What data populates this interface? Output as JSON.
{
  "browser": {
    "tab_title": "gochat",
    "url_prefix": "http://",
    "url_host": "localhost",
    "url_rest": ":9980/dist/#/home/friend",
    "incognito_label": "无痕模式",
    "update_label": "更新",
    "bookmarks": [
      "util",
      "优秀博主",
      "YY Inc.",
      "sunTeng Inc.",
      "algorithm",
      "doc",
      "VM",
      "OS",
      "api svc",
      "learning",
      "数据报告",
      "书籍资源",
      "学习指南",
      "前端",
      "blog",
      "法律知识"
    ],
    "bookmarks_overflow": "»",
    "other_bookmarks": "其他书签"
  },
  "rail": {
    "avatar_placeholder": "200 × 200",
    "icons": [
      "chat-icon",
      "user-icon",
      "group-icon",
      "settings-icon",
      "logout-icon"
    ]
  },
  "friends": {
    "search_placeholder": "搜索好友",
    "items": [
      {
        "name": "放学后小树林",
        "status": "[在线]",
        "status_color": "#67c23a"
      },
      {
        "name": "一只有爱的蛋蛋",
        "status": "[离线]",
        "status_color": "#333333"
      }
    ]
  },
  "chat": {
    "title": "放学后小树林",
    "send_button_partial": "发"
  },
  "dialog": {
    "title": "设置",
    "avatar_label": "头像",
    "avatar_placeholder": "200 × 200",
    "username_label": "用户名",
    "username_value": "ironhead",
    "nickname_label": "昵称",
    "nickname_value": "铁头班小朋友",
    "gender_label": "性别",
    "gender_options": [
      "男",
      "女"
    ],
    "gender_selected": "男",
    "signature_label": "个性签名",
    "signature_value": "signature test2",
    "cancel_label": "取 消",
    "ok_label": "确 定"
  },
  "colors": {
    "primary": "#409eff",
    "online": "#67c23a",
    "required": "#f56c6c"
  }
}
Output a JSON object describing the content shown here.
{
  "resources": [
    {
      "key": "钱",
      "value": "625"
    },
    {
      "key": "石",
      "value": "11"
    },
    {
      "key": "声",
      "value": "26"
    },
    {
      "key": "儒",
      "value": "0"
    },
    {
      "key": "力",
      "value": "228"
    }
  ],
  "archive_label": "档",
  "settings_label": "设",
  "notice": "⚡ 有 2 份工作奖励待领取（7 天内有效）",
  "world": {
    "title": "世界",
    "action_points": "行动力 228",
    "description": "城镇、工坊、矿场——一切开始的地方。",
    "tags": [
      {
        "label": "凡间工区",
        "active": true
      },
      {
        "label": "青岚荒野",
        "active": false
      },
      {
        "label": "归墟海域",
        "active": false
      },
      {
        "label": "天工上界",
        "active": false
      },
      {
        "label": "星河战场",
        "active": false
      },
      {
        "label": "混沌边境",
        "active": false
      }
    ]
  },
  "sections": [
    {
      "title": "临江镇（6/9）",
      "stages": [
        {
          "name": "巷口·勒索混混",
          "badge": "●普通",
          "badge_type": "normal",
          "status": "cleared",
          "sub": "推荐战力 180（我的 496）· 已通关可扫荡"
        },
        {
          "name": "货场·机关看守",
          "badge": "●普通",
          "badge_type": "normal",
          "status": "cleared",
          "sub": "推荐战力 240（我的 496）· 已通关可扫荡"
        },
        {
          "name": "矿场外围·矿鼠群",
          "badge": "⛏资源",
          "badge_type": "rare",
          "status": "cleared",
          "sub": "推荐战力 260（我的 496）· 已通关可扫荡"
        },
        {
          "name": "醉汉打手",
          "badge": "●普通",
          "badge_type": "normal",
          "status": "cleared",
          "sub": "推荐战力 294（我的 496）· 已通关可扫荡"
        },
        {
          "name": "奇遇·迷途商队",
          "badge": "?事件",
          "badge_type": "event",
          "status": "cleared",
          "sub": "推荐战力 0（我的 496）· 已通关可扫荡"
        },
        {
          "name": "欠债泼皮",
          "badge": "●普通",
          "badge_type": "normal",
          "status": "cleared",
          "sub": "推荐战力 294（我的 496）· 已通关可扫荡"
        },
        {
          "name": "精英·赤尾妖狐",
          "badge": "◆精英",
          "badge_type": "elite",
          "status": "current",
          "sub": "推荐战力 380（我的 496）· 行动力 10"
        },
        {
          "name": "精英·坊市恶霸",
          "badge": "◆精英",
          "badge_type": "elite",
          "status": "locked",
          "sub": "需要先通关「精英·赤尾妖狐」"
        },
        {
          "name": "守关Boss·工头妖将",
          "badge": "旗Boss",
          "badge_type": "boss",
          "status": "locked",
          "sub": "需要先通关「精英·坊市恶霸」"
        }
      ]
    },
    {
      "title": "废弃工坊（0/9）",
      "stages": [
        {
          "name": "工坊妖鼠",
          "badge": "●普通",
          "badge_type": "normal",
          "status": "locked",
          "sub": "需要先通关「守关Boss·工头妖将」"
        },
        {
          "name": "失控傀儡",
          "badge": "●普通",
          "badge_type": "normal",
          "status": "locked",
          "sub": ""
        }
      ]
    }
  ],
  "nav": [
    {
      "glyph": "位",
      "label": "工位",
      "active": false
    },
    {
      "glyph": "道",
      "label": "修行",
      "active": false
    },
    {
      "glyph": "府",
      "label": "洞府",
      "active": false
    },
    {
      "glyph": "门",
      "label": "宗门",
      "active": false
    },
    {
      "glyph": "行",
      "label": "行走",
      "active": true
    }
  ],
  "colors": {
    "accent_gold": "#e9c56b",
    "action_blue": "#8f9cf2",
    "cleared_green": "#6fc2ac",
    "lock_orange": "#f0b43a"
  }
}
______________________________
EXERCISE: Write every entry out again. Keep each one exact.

OUTPUT BELOW:
What data populates this interface? Output as JSON.
{
  "browser": {
    "tab_title": "gochat",
    "url_prefix": "http://",
    "url_host": "localhost",
    "url_rest": ":9980/dist/#/home/friend",
    "incognito_label": "无痕模式",
    "update_label": "更新",
    "bookmarks": [
      "util",
      "优秀博主",
      "YY Inc.",
      "sunTeng Inc.",
      "algorithm",
      "doc",
      "VM",
      "OS",
      "api svc",
      "learning",
      "数据报告",
      "书籍资源",
      "学习指南",
      "前端",
      "blog",
      "法律知识"
    ],
    "bookmarks_overflow": "»",
    "other_bookmarks": "其他书签"
  },
  "rail": {
    "avatar_placeholder": "200 × 200",
    "icons": [
      "chat-icon",
      "user-icon",
      "group-icon",
      "settings-icon",
      "logout-icon"
    ]
  },
  "friends": {
    "search_placeholder": "搜索好友",
    "items": [
      {
        "name": "放学后小树林",
        "status": "[在线]",
        "status_color": "#67c23a"
      },
      {
        "name": "一只有爱的蛋蛋",
        "status": "[离线]",
        "status_color": "#333333"
      }
    ]
  },
  "chat": {
    "title": "放学后小树林",
    "send_button_partial": "发"
  },
  "dialog": {
    "title": "设置",
    "avatar_label": "头像",
    "avatar_placeholder": "200 × 200",
    "username_label": "用户名",
    "username_value": "ironhead",
    "nickname_label": "昵称",
    "nickname_value": "铁头班小朋友",
    "gender_label": "性别",
    "gender_options": [
      "男",
      "女"
    ],
    "gender_selected": "男",
    "signature_label": "个性签名",
    "signature_value": "signature test2",
    "cancel_label": "取 消",
    "ok_label": "确 定"
  },
  "colors": {
    "primary": "#409eff",
    "online": "#67c23a",
    "required": "#f56c6c"
  }
}
Output a JSON object describing the content shown here.
{
  "resources": [
    {
      "key": "钱",
      "value": "625"
    },
    {
      "key": "石",
      "value": "11"
    },
    {
      "key": "声",
      "value": "26"
    },
    {
      "key": "儒",
      "value": "0"
    },
    {
      "key": "力",
      "value": "228"
    }
  ],
  "archive_label": "档",
  "settings_label": "设",
  "notice": "⚡ 有 2 份工作奖励待领取（7 天内有效）",
  "world": {
    "title": "世界",
    "action_points": "行动力 228",
    "description": "城镇、工坊、矿场——一切开始的地方。",
    "tags": [
      {
        "label": "凡间工区",
        "active": true
      },
      {
        "label": "青岚荒野",
        "active": false
      },
      {
        "label": "归墟海域",
        "active": false
      },
      {
        "label": "天工上界",
        "active": false
      },
      {
        "label": "星河战场",
        "active": false
      },
      {
        "label": "混沌边境",
        "active": false
      }
    ]
  },
  "sections": [
    {
      "title": "临江镇（6/9）",
      "stages": [
        {
          "name": "巷口·勒索混混",
          "badge": "●普通",
          "badge_type": "normal",
          "status": "cleared",
          "sub": "推荐战力 180（我的 496）· 已通关可扫荡"
        },
        {
          "name": "货场·机关看守",
          "badge": "●普通",
          "badge_type": "normal",
          "status": "cleared",
          "sub": "推荐战力 240（我的 496）· 已通关可扫荡"
        },
        {
          "name": "矿场外围·矿鼠群",
          "badge": "⛏资源",
          "badge_type": "rare",
          "status": "cleared",
          "sub": "推荐战力 260（我的 496）· 已通关可扫荡"
        },
        {
          "name": "醉汉打手",
          "badge": "●普通",
          "badge_type": "normal",
          "status": "cleared",
          "sub": "推荐战力 294（我的 496）· 已通关可扫荡"
        },
        {
          "name": "奇遇·迷途商队",
          "badge": "?事件",
          "badge_type": "event",
          "status": "cleared",
          "sub": "推荐战力 0（我的 496）· 已通关可扫荡"
        },
        {
          "name": "欠债泼皮",
          "badge": "●普通",
          "badge_type": "normal",
          "status": "cleared",
          "sub": "推荐战力 294（我的 496）· 已通关可扫荡"
        },
        {
          "name": "精英·赤尾妖狐",
          "badge": "◆精英",
          "badge_type": "elite",
          "status": "current",
          "sub": "推荐战力 380（我的 496）· 行动力 10"
        },
        {
          "name": "精英·坊市恶霸",
          "badge": "◆精英",
          "badge_type": "elite",
          "status": "locked",
          "sub": "需要先通关「精英·赤尾妖狐」"
        },
        {
          "name": "守关Boss·工头妖将",
          "badge": "旗Boss",
          "badge_type": "boss",
          "status": "locked",
          "sub": "需要先通关「精英·坊市恶霸」"
        }
      ]
    },
    {
      "title": "废弃工坊（0/9）",
      "stages": [
        {
          "name": "工坊妖鼠",
          "badge": "●普通",
          "badge_type": "normal",
          "status": "locked",
          "sub": "需要先通关「守关Boss·工头妖将」"
        },
        {
          "name": "失控傀儡",
          "badge": "●普通",
          "badge_type": "normal",
          "status": "locked",
          "sub": ""
        }
      ]
    }
  ],
  "nav": [
    {
      "glyph": "位",
      "label": "工位",
      "active": false
    },
    {
      "glyph": "道",
      "label": "修行",
      "active": false
    },
    {
      "glyph": "府",
      "label": "洞府",
      "active": false
    },
    {
      "glyph": "门",
      "label": "宗门",
      "active": false
    },
    {
      "glyph": "行",
      "label": "行走",
      "active": true
    }
  ],
  "colors": {
    "accent_gold": "#e9c56b",
    "action_blue": "#8f9cf2",
    "cleared_green": "#6fc2ac",
    "lock_orange": "#f0b43a"
  }
}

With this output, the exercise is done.